- Dataset rows describing interfaces:
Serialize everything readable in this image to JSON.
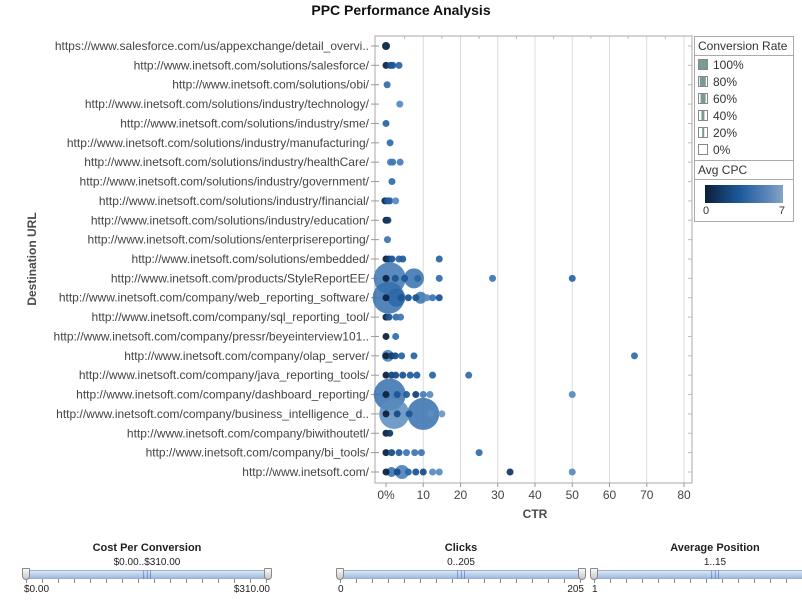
{
  "chart_data": {
    "type": "scatter",
    "title": "PPC Performance Analysis",
    "xlabel": "CTR",
    "ylabel": "Destination URL",
    "xlim": [
      -3,
      81
    ],
    "x_ticks": [
      {
        "value": 0,
        "label": "0%"
      },
      {
        "value": 10,
        "label": "10"
      },
      {
        "value": 20,
        "label": "20"
      },
      {
        "value": 30,
        "label": "30"
      },
      {
        "value": 40,
        "label": "40"
      },
      {
        "value": 50,
        "label": "50"
      },
      {
        "value": 60,
        "label": "60"
      },
      {
        "value": 70,
        "label": "70"
      },
      {
        "value": 80,
        "label": "80"
      }
    ],
    "grid": "vertical",
    "legend_position": "right",
    "categories": [
      "https://www.salesforce.com/us/appexchange/detail_overvi..",
      "http://www.inetsoft.com/solutions/salesforce/",
      "http://www.inetsoft.com/solutions/obi/",
      "http://www.inetsoft.com/solutions/industry/technology/",
      "http://www.inetsoft.com/solutions/industry/sme/",
      "http://www.inetsoft.com/solutions/industry/manufacturing/",
      "http://www.inetsoft.com/solutions/industry/healthCare/",
      "http://www.inetsoft.com/solutions/industry/government/",
      "http://www.inetsoft.com/solutions/industry/financial/",
      "http://www.inetsoft.com/solutions/industry/education/",
      "http://www.inetsoft.com/solutions/enterprisereporting/",
      "http://www.inetsoft.com/solutions/embedded/",
      "http://www.inetsoft.com/products/StyleReportEE/",
      "http://www.inetsoft.com/company/web_reporting_software/",
      "http://www.inetsoft.com/company/sql_reporting_tool/",
      "http://www.inetsoft.com/company/pressr/beyeinterview101..",
      "http://www.inetsoft.com/company/olap_server/",
      "http://www.inetsoft.com/company/java_reporting_tools/",
      "http://www.inetsoft.com/company/dashboard_reporting/",
      "http://www.inetsoft.com/company/business_intelligence_d..",
      "http://www.inetsoft.com/company/biwithoutetl/",
      "http://www.inetsoft.com/company/bi_tools/",
      "http://www.inetsoft.com/"
    ],
    "size_legend": {
      "title": "Conversion Rate",
      "items": [
        "100%",
        "80%",
        "60%",
        "40%",
        "20%",
        "0%"
      ]
    },
    "color_legend": {
      "title": "Avg CPC",
      "min": "0",
      "max": "7",
      "colors": [
        "#0b1f3a",
        "#1d5a9c",
        "#86a4c4"
      ]
    },
    "points": [
      {
        "row": 0,
        "x": 0,
        "cpc": 0.3,
        "r": 4
      },
      {
        "row": 1,
        "x": 0,
        "cpc": 0.5,
        "r": 3.5
      },
      {
        "row": 1,
        "x": 1.2,
        "cpc": 2.5,
        "r": 3.5
      },
      {
        "row": 1,
        "x": 1.8,
        "cpc": 3,
        "r": 3.5
      },
      {
        "row": 1,
        "x": 3.5,
        "cpc": 4,
        "r": 3.5
      },
      {
        "row": 2,
        "x": 0.3,
        "cpc": 4.5,
        "r": 3.5
      },
      {
        "row": 3,
        "x": 3.7,
        "cpc": 6,
        "r": 3.5
      },
      {
        "row": 4,
        "x": 0,
        "cpc": 4,
        "r": 3.5
      },
      {
        "row": 5,
        "x": 1.1,
        "cpc": 4.5,
        "r": 3.5
      },
      {
        "row": 6,
        "x": 1.2,
        "cpc": 5.5,
        "r": 3.5
      },
      {
        "row": 6,
        "x": 1.8,
        "cpc": 5,
        "r": 3.5
      },
      {
        "row": 6,
        "x": 3.8,
        "cpc": 5.5,
        "r": 3.5
      },
      {
        "row": 7,
        "x": 1.6,
        "cpc": 4.5,
        "r": 3.5
      },
      {
        "row": 8,
        "x": -0.3,
        "cpc": 0.8,
        "r": 3.5
      },
      {
        "row": 8,
        "x": 0.4,
        "cpc": 3,
        "r": 3.5
      },
      {
        "row": 8,
        "x": 1.0,
        "cpc": 3.5,
        "r": 3.5
      },
      {
        "row": 8,
        "x": 2.6,
        "cpc": 6,
        "r": 3.5
      },
      {
        "row": 9,
        "x": 0,
        "cpc": 0.2,
        "r": 3.5
      },
      {
        "row": 9,
        "x": 0.5,
        "cpc": 1.5,
        "r": 3.5
      },
      {
        "row": 10,
        "x": 0.4,
        "cpc": 5,
        "r": 3.5
      },
      {
        "row": 11,
        "x": 0,
        "cpc": 0.2,
        "r": 3.5
      },
      {
        "row": 11,
        "x": 0.8,
        "cpc": 1.5,
        "r": 3.5
      },
      {
        "row": 11,
        "x": 1.6,
        "cpc": 3,
        "r": 3.5
      },
      {
        "row": 11,
        "x": 3.5,
        "cpc": 4,
        "r": 3.5
      },
      {
        "row": 11,
        "x": 4.5,
        "cpc": 3.5,
        "r": 3.5
      },
      {
        "row": 11,
        "x": 14.3,
        "cpc": 4,
        "r": 3.5
      },
      {
        "row": 12,
        "x": 1.0,
        "cpc": 4.8,
        "r": 16
      },
      {
        "row": 12,
        "x": 0,
        "cpc": 0.3,
        "r": 3.5
      },
      {
        "row": 12,
        "x": 2.5,
        "cpc": 3,
        "r": 3.5
      },
      {
        "row": 12,
        "x": 5.0,
        "cpc": 3,
        "r": 3.5
      },
      {
        "row": 12,
        "x": 7.5,
        "cpc": 4.5,
        "r": 10
      },
      {
        "row": 12,
        "x": 8.5,
        "cpc": 4,
        "r": 3.5
      },
      {
        "row": 12,
        "x": 14.3,
        "cpc": 4.5,
        "r": 3.5
      },
      {
        "row": 12,
        "x": 28.6,
        "cpc": 5,
        "r": 3.5
      },
      {
        "row": 12,
        "x": 50,
        "cpc": 4,
        "r": 3.5
      },
      {
        "row": 13,
        "x": 0.7,
        "cpc": 4.5,
        "r": 16
      },
      {
        "row": 13,
        "x": 2.8,
        "cpc": 4,
        "r": 9
      },
      {
        "row": 13,
        "x": 0,
        "cpc": 0.3,
        "r": 3.5
      },
      {
        "row": 13,
        "x": 4,
        "cpc": 3,
        "r": 3.5
      },
      {
        "row": 13,
        "x": 6,
        "cpc": 3,
        "r": 3.5
      },
      {
        "row": 13,
        "x": 8,
        "cpc": 3,
        "r": 3.5
      },
      {
        "row": 13,
        "x": 9.3,
        "cpc": 4.5,
        "r": 6
      },
      {
        "row": 13,
        "x": 11,
        "cpc": 6,
        "r": 3.5
      },
      {
        "row": 13,
        "x": 12.5,
        "cpc": 5,
        "r": 3.5
      },
      {
        "row": 13,
        "x": 14.3,
        "cpc": 3,
        "r": 3.5
      },
      {
        "row": 14,
        "x": 0,
        "cpc": 0.5,
        "r": 3.5
      },
      {
        "row": 14,
        "x": 0.8,
        "cpc": 3,
        "r": 3.5
      },
      {
        "row": 14,
        "x": 2.7,
        "cpc": 4.5,
        "r": 3.5
      },
      {
        "row": 14,
        "x": 3.9,
        "cpc": 5,
        "r": 3.5
      },
      {
        "row": 15,
        "x": 0,
        "cpc": 0.3,
        "r": 3.5
      },
      {
        "row": 15,
        "x": 2.6,
        "cpc": 4.5,
        "r": 3.5
      },
      {
        "row": 16,
        "x": 0.5,
        "cpc": 5.5,
        "r": 6
      },
      {
        "row": 16,
        "x": 0,
        "cpc": 0.2,
        "r": 3.5
      },
      {
        "row": 16,
        "x": 1.5,
        "cpc": 1.5,
        "r": 3.5
      },
      {
        "row": 16,
        "x": 2.5,
        "cpc": 2.5,
        "r": 3.5
      },
      {
        "row": 16,
        "x": 4.2,
        "cpc": 4,
        "r": 3.5
      },
      {
        "row": 16,
        "x": 7.5,
        "cpc": 4,
        "r": 3.5
      },
      {
        "row": 16,
        "x": 66.7,
        "cpc": 4.5,
        "r": 3.5
      },
      {
        "row": 17,
        "x": 0,
        "cpc": 0.2,
        "r": 3.5
      },
      {
        "row": 17,
        "x": 1.5,
        "cpc": 2,
        "r": 3.5
      },
      {
        "row": 17,
        "x": 2.6,
        "cpc": 2.5,
        "r": 3.5
      },
      {
        "row": 17,
        "x": 4.5,
        "cpc": 3,
        "r": 3.5
      },
      {
        "row": 17,
        "x": 6.5,
        "cpc": 3.5,
        "r": 3.5
      },
      {
        "row": 17,
        "x": 8.3,
        "cpc": 3.5,
        "r": 3.5
      },
      {
        "row": 17,
        "x": 12.5,
        "cpc": 4,
        "r": 3.5
      },
      {
        "row": 17,
        "x": 22.2,
        "cpc": 4.5,
        "r": 3.5
      },
      {
        "row": 18,
        "x": 1.0,
        "cpc": 4.5,
        "r": 16
      },
      {
        "row": 18,
        "x": 0,
        "cpc": 0.2,
        "r": 3.5
      },
      {
        "row": 18,
        "x": 3,
        "cpc": 3,
        "r": 3.5
      },
      {
        "row": 18,
        "x": 5.5,
        "cpc": 3.5,
        "r": 3.5
      },
      {
        "row": 18,
        "x": 8,
        "cpc": 2,
        "r": 3.5
      },
      {
        "row": 18,
        "x": 10,
        "cpc": 5.5,
        "r": 3.5
      },
      {
        "row": 18,
        "x": 11.8,
        "cpc": 6,
        "r": 3.5
      },
      {
        "row": 18,
        "x": 50,
        "cpc": 6,
        "r": 3.5
      },
      {
        "row": 19,
        "x": 2.2,
        "cpc": 6,
        "r": 15
      },
      {
        "row": 19,
        "x": 10,
        "cpc": 4.5,
        "r": 16
      },
      {
        "row": 19,
        "x": 0,
        "cpc": 0.2,
        "r": 3.5
      },
      {
        "row": 19,
        "x": 3,
        "cpc": 2.5,
        "r": 3.5
      },
      {
        "row": 19,
        "x": 6.2,
        "cpc": 3,
        "r": 3.5
      },
      {
        "row": 19,
        "x": 12,
        "cpc": 6,
        "r": 3.5
      },
      {
        "row": 19,
        "x": 15,
        "cpc": 6.5,
        "r": 3.5
      },
      {
        "row": 20,
        "x": 0,
        "cpc": 0.2,
        "r": 3.5
      },
      {
        "row": 20,
        "x": 1.0,
        "cpc": 1.5,
        "r": 3.5
      },
      {
        "row": 21,
        "x": 0,
        "cpc": 0.2,
        "r": 3.5
      },
      {
        "row": 21,
        "x": 1.5,
        "cpc": 2.5,
        "r": 3.5
      },
      {
        "row": 21,
        "x": 3.5,
        "cpc": 3.5,
        "r": 3.5
      },
      {
        "row": 21,
        "x": 5.5,
        "cpc": 5,
        "r": 3.5
      },
      {
        "row": 21,
        "x": 7.7,
        "cpc": 5,
        "r": 3.5
      },
      {
        "row": 21,
        "x": 9.5,
        "cpc": 5,
        "r": 3.5
      },
      {
        "row": 21,
        "x": 25,
        "cpc": 4.5,
        "r": 3.5
      },
      {
        "row": 22,
        "x": 4.3,
        "cpc": 5,
        "r": 7
      },
      {
        "row": 22,
        "x": 1.5,
        "cpc": 5,
        "r": 5
      },
      {
        "row": 22,
        "x": 0,
        "cpc": 0.2,
        "r": 3.5
      },
      {
        "row": 22,
        "x": 3,
        "cpc": 2.5,
        "r": 3.5
      },
      {
        "row": 22,
        "x": 6,
        "cpc": 4,
        "r": 3.5
      },
      {
        "row": 22,
        "x": 8,
        "cpc": 3,
        "r": 3.5
      },
      {
        "row": 22,
        "x": 10,
        "cpc": 2.5,
        "r": 3.5
      },
      {
        "row": 22,
        "x": 12.5,
        "cpc": 6,
        "r": 3.5
      },
      {
        "row": 22,
        "x": 14.3,
        "cpc": 6,
        "r": 3.5
      },
      {
        "row": 22,
        "x": 33.3,
        "cpc": 1.5,
        "r": 3.5
      },
      {
        "row": 22,
        "x": 50,
        "cpc": 6,
        "r": 3.5
      }
    ]
  },
  "filters": [
    {
      "title": "Cost Per Conversion",
      "range": "$0.00..$310.00",
      "min": "$0.00",
      "max": "$310.00",
      "low_fraction": 0,
      "high_fraction": 1
    },
    {
      "title": "Clicks",
      "range": "0..205",
      "min": "0",
      "max": "205",
      "low_fraction": 0,
      "high_fraction": 1
    },
    {
      "title": "Average Position",
      "range": "1..15",
      "min": "1",
      "max": "15",
      "low_fraction": 0,
      "high_fraction": 1
    }
  ]
}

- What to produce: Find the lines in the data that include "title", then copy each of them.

- Reply to the exercise:
    "title": "PPC Performance Analysis",
      "title": "Conversion Rate",
      "title": "Avg CPC",
      "title": "Cost Per Conversion",
      "title": "Clicks",
      "title": "Average Position",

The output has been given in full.